President Bush joined with foreign dignitaries, business leaders, and officials from throughout the U.S. government early Thursday for the annual National Prayer Breakfast in Washington.   VOA's White House Correspondent Paula Wolfson reports.

This was not an event for pronouncements of policy.  Instead, it was a time for quiet prayer.

"We have a lot of distinguished guests here today - members of Congress, military leaders, captains of industry.  Yet at this annual gathering, we are reminded of an eternal truth:  when we lift our hearts to God, we are all equal in his sight," the president said.

In his remarks to the event, President Bush reflected on the importance faith plays at all levels of life in the United States. 

"It is fitting that we gather in prayer because we recognize a prayerful nation is a stronger nation," he said.

Every U.S. president since Dwight Eisenhower in the 1950s has attended the annual prayer breakfast. Although it is billed as a non-denominational event hosted by members of Congress, it is organized by an evangelical Christian group called The Fellowship Foundation.

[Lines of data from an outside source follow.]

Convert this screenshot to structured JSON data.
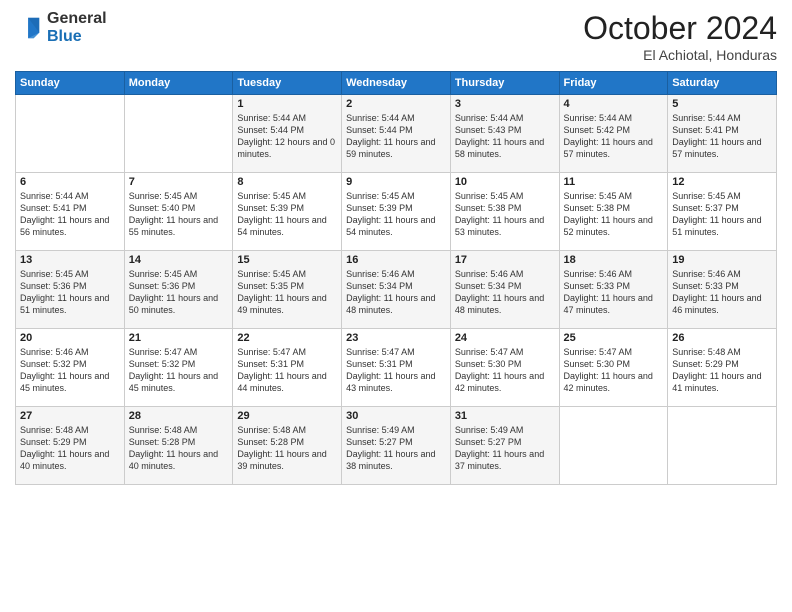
{
  "logo": {
    "general": "General",
    "blue": "Blue"
  },
  "header": {
    "month": "October 2024",
    "location": "El Achiotal, Honduras"
  },
  "days_of_week": [
    "Sunday",
    "Monday",
    "Tuesday",
    "Wednesday",
    "Thursday",
    "Friday",
    "Saturday"
  ],
  "weeks": [
    [
      null,
      null,
      {
        "day": 1,
        "sunrise": "5:44 AM",
        "sunset": "5:44 PM",
        "daylight": "12 hours and 0 minutes."
      },
      {
        "day": 2,
        "sunrise": "5:44 AM",
        "sunset": "5:44 PM",
        "daylight": "11 hours and 59 minutes."
      },
      {
        "day": 3,
        "sunrise": "5:44 AM",
        "sunset": "5:43 PM",
        "daylight": "11 hours and 58 minutes."
      },
      {
        "day": 4,
        "sunrise": "5:44 AM",
        "sunset": "5:42 PM",
        "daylight": "11 hours and 57 minutes."
      },
      {
        "day": 5,
        "sunrise": "5:44 AM",
        "sunset": "5:41 PM",
        "daylight": "11 hours and 57 minutes."
      }
    ],
    [
      {
        "day": 6,
        "sunrise": "5:44 AM",
        "sunset": "5:41 PM",
        "daylight": "11 hours and 56 minutes."
      },
      {
        "day": 7,
        "sunrise": "5:45 AM",
        "sunset": "5:40 PM",
        "daylight": "11 hours and 55 minutes."
      },
      {
        "day": 8,
        "sunrise": "5:45 AM",
        "sunset": "5:39 PM",
        "daylight": "11 hours and 54 minutes."
      },
      {
        "day": 9,
        "sunrise": "5:45 AM",
        "sunset": "5:39 PM",
        "daylight": "11 hours and 54 minutes."
      },
      {
        "day": 10,
        "sunrise": "5:45 AM",
        "sunset": "5:38 PM",
        "daylight": "11 hours and 53 minutes."
      },
      {
        "day": 11,
        "sunrise": "5:45 AM",
        "sunset": "5:38 PM",
        "daylight": "11 hours and 52 minutes."
      },
      {
        "day": 12,
        "sunrise": "5:45 AM",
        "sunset": "5:37 PM",
        "daylight": "11 hours and 51 minutes."
      }
    ],
    [
      {
        "day": 13,
        "sunrise": "5:45 AM",
        "sunset": "5:36 PM",
        "daylight": "11 hours and 51 minutes."
      },
      {
        "day": 14,
        "sunrise": "5:45 AM",
        "sunset": "5:36 PM",
        "daylight": "11 hours and 50 minutes."
      },
      {
        "day": 15,
        "sunrise": "5:45 AM",
        "sunset": "5:35 PM",
        "daylight": "11 hours and 49 minutes."
      },
      {
        "day": 16,
        "sunrise": "5:46 AM",
        "sunset": "5:34 PM",
        "daylight": "11 hours and 48 minutes."
      },
      {
        "day": 17,
        "sunrise": "5:46 AM",
        "sunset": "5:34 PM",
        "daylight": "11 hours and 48 minutes."
      },
      {
        "day": 18,
        "sunrise": "5:46 AM",
        "sunset": "5:33 PM",
        "daylight": "11 hours and 47 minutes."
      },
      {
        "day": 19,
        "sunrise": "5:46 AM",
        "sunset": "5:33 PM",
        "daylight": "11 hours and 46 minutes."
      }
    ],
    [
      {
        "day": 20,
        "sunrise": "5:46 AM",
        "sunset": "5:32 PM",
        "daylight": "11 hours and 45 minutes."
      },
      {
        "day": 21,
        "sunrise": "5:47 AM",
        "sunset": "5:32 PM",
        "daylight": "11 hours and 45 minutes."
      },
      {
        "day": 22,
        "sunrise": "5:47 AM",
        "sunset": "5:31 PM",
        "daylight": "11 hours and 44 minutes."
      },
      {
        "day": 23,
        "sunrise": "5:47 AM",
        "sunset": "5:31 PM",
        "daylight": "11 hours and 43 minutes."
      },
      {
        "day": 24,
        "sunrise": "5:47 AM",
        "sunset": "5:30 PM",
        "daylight": "11 hours and 42 minutes."
      },
      {
        "day": 25,
        "sunrise": "5:47 AM",
        "sunset": "5:30 PM",
        "daylight": "11 hours and 42 minutes."
      },
      {
        "day": 26,
        "sunrise": "5:48 AM",
        "sunset": "5:29 PM",
        "daylight": "11 hours and 41 minutes."
      }
    ],
    [
      {
        "day": 27,
        "sunrise": "5:48 AM",
        "sunset": "5:29 PM",
        "daylight": "11 hours and 40 minutes."
      },
      {
        "day": 28,
        "sunrise": "5:48 AM",
        "sunset": "5:28 PM",
        "daylight": "11 hours and 40 minutes."
      },
      {
        "day": 29,
        "sunrise": "5:48 AM",
        "sunset": "5:28 PM",
        "daylight": "11 hours and 39 minutes."
      },
      {
        "day": 30,
        "sunrise": "5:49 AM",
        "sunset": "5:27 PM",
        "daylight": "11 hours and 38 minutes."
      },
      {
        "day": 31,
        "sunrise": "5:49 AM",
        "sunset": "5:27 PM",
        "daylight": "11 hours and 37 minutes."
      },
      null,
      null
    ]
  ]
}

Conservative evangelical Christians are a powerful political force in the United States, and are part of President Bush's base of political support.   But this year's prayer breakfast was bipartisan and stayed clear of election politics.   None of the major candidates for president addressed the gathering.   Instead, the major speech of the morning was delivered by Ward Brehm, a businessman who developed an interest in Africa through his church and now heads a government agency called the U.S. African Development Foundation, which helps small businesses in Africa. 

Brehm talked about his impressions of the continent, and how he became aware through his work in Africa that all peoples - rich and poor - share one human spirit.

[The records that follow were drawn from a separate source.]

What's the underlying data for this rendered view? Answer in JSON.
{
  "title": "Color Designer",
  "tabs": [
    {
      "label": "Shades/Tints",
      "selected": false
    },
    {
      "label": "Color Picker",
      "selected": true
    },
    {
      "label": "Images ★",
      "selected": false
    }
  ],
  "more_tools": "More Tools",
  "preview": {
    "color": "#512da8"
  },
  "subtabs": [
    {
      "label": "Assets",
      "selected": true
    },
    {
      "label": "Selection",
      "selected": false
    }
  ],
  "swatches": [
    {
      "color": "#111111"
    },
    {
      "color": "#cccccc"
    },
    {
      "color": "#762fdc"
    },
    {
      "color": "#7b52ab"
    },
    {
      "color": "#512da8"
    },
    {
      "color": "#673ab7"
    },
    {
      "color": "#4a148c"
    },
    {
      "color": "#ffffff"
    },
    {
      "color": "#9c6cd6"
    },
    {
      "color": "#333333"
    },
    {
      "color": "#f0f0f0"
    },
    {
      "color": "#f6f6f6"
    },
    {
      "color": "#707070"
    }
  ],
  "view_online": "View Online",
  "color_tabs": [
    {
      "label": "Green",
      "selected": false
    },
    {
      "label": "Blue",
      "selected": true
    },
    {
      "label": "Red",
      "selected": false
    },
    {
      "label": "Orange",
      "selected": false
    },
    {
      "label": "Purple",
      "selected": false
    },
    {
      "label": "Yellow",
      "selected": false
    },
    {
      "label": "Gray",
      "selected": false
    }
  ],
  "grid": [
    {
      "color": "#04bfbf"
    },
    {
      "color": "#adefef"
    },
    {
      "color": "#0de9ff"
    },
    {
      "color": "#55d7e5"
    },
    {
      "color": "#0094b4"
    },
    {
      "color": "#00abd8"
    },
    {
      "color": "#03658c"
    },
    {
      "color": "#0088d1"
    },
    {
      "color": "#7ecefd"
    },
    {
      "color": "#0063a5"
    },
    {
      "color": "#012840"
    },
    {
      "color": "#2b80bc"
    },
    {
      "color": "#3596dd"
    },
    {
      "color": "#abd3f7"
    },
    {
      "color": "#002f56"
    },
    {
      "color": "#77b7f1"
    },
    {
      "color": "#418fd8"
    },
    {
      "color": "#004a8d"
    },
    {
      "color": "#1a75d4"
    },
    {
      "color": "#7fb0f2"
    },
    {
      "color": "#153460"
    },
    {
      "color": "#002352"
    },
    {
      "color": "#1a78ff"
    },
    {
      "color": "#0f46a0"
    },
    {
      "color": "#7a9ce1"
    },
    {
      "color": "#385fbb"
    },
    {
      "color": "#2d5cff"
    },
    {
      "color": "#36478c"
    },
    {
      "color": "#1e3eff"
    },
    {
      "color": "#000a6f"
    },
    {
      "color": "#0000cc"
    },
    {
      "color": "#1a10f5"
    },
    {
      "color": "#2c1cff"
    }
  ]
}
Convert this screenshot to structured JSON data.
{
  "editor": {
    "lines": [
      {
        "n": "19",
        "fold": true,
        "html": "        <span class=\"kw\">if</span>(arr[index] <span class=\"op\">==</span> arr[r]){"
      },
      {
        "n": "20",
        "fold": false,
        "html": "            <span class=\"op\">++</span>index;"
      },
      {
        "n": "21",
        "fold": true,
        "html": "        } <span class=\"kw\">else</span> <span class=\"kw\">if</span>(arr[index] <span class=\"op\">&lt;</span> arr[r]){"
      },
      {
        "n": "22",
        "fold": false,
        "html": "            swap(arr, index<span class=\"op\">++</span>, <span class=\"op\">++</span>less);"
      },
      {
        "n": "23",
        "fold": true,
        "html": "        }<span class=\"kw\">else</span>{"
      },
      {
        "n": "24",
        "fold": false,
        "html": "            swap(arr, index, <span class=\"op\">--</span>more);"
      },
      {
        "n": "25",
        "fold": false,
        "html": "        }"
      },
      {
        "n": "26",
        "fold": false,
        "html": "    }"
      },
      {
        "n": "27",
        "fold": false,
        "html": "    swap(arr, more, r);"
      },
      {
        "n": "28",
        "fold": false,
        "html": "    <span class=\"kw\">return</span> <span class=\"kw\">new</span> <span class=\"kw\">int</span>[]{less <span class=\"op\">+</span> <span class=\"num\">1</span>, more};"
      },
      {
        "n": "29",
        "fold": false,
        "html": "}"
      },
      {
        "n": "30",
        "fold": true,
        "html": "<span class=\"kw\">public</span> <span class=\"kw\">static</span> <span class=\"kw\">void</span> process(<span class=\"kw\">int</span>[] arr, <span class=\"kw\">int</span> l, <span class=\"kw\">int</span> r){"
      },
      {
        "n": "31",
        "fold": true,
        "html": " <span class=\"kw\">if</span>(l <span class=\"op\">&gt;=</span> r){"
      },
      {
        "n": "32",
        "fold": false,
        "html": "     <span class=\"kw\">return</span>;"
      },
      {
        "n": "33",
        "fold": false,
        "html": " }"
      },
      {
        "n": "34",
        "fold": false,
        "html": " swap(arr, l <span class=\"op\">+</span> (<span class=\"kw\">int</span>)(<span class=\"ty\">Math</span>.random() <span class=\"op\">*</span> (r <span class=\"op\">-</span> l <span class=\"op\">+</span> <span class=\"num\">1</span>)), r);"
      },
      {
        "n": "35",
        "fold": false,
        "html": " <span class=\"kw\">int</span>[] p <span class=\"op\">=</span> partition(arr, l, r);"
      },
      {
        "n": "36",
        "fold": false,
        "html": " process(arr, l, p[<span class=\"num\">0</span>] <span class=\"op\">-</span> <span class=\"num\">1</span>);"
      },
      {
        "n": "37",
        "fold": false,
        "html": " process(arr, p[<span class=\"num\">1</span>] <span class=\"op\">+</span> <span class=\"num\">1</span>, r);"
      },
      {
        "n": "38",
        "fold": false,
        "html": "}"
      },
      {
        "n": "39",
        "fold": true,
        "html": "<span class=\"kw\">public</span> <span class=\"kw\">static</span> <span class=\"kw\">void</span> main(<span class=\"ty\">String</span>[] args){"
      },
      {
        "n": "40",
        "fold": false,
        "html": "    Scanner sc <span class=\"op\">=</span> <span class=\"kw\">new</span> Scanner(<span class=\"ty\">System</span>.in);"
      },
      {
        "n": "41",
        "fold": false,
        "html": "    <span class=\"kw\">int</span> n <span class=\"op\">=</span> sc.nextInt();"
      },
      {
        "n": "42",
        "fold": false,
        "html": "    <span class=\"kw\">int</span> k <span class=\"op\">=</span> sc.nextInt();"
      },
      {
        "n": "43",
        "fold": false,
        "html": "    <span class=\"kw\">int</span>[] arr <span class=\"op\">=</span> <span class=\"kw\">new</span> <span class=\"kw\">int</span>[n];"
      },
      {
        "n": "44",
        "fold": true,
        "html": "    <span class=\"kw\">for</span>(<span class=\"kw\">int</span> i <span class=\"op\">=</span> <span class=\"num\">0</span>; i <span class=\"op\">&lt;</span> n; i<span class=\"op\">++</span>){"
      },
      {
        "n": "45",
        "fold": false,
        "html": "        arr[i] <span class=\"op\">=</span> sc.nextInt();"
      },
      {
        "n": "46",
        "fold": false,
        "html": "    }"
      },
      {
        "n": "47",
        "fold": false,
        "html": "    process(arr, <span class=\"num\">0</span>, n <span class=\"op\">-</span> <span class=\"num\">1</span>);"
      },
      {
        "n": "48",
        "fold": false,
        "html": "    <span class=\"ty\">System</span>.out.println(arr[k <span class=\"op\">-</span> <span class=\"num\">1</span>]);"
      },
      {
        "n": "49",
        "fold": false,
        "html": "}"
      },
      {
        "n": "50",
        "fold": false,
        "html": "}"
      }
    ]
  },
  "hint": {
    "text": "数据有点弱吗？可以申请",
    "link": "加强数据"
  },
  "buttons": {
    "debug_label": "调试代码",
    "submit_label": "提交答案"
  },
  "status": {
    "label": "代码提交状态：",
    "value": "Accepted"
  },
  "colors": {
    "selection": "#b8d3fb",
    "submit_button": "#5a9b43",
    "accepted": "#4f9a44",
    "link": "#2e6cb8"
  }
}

"I will forever be indebted to Africa.  Africa awakened me when I didn't even know I was asleep," he said.

Approximately 4,000 guests attended this year's National Prayer Breakfast, including representatives of about 150 countries.  Among them:  the prime ministers of Bosnia and Samoa, and the presidents of Burundi, El Salvador, Honduras and Micronesia.